Exercise brief:
The word "Lens" marks the lines to keep; find each one in the data and copy it.

=== Source data ===

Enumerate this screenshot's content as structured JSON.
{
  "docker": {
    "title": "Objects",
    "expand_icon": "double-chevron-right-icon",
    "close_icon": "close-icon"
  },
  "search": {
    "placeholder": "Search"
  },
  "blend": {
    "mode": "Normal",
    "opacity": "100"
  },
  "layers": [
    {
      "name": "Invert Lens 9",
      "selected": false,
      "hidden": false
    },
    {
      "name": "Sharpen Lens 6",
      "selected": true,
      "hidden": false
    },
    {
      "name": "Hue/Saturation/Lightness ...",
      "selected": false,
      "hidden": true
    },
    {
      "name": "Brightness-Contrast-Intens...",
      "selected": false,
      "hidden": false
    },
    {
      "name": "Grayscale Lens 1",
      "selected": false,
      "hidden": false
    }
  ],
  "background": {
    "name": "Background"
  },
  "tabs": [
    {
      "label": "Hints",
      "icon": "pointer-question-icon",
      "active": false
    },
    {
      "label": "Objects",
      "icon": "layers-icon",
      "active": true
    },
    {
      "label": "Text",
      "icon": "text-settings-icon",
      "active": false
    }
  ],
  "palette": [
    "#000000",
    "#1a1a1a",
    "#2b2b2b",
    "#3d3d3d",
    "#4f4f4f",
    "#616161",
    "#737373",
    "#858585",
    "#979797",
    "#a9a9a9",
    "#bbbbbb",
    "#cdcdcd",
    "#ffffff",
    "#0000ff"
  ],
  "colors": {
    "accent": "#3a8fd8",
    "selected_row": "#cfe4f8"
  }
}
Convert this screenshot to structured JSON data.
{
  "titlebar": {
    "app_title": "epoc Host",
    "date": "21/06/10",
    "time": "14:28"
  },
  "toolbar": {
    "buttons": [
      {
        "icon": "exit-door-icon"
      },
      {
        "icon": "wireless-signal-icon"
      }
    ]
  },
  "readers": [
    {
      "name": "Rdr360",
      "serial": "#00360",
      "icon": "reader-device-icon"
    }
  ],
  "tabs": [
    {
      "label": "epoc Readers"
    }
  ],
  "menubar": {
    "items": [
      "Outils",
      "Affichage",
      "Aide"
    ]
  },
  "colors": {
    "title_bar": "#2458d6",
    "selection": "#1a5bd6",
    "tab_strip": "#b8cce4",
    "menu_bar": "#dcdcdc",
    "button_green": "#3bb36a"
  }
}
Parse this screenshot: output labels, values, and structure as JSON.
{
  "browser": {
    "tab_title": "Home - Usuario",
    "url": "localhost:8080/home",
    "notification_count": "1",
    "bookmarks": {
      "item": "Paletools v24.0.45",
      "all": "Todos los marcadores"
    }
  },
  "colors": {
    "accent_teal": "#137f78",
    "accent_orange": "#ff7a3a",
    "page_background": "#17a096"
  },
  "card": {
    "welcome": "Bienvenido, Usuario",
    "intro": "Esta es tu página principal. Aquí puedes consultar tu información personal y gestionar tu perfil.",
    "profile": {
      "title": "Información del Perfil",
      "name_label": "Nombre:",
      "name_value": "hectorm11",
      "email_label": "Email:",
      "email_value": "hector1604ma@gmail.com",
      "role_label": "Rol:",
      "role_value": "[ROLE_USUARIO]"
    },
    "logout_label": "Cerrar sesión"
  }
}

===

Final answer:
      "name": "Invert Lens 9",
      "name": "Sharpen Lens 6",
      "name": "Grayscale Lens 1",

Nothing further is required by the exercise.